### Task instructions
I would like each line of the data that holds the word "Details" copied out.

::::::

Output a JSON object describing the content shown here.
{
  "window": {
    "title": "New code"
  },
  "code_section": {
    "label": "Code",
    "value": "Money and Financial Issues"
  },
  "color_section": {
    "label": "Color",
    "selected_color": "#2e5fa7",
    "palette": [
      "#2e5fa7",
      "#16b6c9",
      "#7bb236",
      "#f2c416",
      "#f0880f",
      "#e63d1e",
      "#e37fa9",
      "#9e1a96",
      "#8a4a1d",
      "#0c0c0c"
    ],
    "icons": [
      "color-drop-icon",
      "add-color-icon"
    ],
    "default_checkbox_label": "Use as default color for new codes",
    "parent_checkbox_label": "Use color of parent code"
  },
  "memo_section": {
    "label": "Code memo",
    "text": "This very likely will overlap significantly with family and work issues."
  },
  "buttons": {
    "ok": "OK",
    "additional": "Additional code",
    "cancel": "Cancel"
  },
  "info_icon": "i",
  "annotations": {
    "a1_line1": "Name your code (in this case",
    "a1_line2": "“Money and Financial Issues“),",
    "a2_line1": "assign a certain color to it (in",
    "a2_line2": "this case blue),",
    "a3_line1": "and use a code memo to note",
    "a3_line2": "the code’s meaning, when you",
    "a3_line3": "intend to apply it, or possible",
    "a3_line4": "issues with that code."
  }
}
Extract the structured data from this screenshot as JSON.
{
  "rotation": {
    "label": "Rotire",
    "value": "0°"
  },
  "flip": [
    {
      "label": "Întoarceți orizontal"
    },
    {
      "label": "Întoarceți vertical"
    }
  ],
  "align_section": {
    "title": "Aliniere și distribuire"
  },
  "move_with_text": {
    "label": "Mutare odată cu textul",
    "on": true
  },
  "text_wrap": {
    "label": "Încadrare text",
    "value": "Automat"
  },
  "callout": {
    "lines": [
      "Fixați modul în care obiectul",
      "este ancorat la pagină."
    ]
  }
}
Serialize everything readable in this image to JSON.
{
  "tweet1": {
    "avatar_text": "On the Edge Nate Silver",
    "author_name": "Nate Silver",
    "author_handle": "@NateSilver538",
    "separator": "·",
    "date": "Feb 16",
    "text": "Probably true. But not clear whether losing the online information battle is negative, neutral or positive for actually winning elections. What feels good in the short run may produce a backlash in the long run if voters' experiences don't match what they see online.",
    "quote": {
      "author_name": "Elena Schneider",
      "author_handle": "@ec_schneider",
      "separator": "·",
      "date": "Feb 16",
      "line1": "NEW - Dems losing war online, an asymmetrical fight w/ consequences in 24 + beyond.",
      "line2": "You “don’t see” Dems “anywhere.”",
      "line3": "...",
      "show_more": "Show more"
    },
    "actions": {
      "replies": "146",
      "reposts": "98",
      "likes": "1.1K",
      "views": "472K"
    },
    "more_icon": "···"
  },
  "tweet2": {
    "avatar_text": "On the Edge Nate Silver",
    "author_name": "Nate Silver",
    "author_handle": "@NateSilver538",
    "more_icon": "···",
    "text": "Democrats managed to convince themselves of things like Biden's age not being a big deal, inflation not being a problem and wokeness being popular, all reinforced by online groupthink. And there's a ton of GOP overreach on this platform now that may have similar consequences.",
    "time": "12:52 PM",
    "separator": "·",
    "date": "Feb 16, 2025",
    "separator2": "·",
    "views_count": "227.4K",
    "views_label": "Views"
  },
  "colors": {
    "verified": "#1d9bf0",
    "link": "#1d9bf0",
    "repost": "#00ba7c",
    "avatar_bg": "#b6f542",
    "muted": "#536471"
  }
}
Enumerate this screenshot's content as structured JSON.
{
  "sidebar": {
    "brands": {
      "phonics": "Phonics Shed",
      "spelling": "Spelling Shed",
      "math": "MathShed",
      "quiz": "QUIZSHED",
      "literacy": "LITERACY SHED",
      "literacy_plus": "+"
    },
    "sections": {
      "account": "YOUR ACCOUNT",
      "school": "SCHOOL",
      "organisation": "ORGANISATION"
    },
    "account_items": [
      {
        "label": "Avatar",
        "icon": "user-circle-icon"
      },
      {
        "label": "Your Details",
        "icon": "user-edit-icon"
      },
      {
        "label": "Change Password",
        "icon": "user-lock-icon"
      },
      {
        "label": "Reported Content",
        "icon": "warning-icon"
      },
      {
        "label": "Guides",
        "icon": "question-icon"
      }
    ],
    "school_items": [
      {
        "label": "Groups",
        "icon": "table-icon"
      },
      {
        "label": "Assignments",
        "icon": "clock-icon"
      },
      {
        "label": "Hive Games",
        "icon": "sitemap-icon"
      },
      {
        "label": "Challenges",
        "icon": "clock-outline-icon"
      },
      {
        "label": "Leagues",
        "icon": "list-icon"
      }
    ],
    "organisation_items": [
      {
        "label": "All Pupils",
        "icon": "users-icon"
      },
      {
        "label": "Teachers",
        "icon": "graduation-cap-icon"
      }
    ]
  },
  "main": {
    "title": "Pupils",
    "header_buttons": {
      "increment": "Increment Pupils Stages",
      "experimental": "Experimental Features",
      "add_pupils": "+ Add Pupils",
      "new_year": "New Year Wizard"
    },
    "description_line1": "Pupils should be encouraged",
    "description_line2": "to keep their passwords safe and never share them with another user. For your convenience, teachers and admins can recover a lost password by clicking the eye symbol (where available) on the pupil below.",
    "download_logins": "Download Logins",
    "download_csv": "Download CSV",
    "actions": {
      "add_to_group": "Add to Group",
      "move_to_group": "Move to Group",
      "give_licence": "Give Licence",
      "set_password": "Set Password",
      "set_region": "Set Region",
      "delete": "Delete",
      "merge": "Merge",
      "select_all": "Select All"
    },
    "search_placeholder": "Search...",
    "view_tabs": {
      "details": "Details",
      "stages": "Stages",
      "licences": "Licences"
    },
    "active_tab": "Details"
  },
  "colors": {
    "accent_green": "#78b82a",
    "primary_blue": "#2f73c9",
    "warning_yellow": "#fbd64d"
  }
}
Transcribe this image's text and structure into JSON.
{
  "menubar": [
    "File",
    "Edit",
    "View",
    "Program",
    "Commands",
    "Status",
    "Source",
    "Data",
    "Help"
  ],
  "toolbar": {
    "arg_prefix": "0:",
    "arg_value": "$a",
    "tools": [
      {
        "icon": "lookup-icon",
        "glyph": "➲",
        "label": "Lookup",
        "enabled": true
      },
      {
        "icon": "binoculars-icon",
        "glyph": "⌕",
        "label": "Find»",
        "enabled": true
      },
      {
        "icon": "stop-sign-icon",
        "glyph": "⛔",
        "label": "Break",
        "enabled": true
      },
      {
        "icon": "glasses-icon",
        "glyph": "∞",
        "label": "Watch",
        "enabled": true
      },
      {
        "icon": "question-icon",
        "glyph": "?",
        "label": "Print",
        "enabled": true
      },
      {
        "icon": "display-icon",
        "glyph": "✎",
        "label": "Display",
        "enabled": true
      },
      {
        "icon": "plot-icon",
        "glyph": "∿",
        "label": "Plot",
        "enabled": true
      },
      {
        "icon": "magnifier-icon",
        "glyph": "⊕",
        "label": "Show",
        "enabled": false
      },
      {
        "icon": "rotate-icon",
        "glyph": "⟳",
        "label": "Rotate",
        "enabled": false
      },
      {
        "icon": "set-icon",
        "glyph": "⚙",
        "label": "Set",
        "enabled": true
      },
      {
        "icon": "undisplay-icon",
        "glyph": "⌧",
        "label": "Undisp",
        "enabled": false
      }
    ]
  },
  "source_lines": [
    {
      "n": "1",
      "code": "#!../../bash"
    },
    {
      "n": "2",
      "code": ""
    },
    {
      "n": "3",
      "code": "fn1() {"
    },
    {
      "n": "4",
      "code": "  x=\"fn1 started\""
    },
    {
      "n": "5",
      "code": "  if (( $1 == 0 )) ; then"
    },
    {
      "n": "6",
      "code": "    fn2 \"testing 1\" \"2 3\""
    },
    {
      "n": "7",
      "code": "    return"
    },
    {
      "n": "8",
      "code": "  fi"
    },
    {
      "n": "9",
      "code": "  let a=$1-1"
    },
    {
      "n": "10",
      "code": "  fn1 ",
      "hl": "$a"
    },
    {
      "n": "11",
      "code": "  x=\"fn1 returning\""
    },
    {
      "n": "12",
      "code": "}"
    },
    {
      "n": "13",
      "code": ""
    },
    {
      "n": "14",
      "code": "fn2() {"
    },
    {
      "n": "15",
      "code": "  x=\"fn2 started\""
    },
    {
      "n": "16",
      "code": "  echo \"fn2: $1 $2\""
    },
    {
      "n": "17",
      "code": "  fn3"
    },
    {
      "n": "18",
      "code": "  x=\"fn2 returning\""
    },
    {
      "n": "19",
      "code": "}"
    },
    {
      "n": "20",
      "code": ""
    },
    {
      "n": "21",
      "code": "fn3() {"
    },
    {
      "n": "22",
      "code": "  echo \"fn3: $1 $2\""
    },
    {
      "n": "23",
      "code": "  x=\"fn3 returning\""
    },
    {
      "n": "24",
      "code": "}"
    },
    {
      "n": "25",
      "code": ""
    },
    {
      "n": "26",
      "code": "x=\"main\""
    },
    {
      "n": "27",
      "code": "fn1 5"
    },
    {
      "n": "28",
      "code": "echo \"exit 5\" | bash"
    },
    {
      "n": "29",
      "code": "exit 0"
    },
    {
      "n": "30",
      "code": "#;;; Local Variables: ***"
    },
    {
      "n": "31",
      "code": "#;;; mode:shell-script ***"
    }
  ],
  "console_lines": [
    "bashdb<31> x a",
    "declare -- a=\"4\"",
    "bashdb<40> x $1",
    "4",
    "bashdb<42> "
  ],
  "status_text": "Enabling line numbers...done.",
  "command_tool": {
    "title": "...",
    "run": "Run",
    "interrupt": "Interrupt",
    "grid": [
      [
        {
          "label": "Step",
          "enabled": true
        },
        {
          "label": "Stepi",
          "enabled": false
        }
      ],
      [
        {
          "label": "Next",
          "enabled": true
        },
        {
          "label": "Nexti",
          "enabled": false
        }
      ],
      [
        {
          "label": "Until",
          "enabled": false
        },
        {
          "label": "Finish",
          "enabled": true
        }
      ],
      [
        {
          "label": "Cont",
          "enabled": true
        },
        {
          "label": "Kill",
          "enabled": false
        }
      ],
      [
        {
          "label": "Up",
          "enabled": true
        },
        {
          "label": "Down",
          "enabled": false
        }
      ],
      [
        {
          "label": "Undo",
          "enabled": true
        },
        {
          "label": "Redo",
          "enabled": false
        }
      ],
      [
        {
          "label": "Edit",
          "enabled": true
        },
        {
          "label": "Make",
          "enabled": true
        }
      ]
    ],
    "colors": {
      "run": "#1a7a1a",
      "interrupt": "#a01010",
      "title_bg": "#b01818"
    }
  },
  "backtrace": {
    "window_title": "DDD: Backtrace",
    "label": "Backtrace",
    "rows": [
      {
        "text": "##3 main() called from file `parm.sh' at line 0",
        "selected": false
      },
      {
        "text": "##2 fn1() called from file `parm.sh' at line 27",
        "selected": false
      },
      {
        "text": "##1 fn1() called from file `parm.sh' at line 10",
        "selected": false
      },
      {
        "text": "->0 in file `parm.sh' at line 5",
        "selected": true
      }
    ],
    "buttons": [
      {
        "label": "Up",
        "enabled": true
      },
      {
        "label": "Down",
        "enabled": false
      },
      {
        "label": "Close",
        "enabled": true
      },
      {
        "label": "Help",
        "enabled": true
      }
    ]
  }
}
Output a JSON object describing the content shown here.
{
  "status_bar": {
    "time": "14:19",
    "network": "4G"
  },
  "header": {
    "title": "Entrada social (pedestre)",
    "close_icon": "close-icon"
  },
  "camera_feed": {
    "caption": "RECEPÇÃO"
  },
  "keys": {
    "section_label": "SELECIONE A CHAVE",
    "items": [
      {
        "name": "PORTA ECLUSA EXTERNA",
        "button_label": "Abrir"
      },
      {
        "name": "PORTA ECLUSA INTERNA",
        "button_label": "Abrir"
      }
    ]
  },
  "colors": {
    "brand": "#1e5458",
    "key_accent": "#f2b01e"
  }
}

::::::

### Your response
        "label": "Your Details",
      "details": "Details",
    "active_tab": "Details"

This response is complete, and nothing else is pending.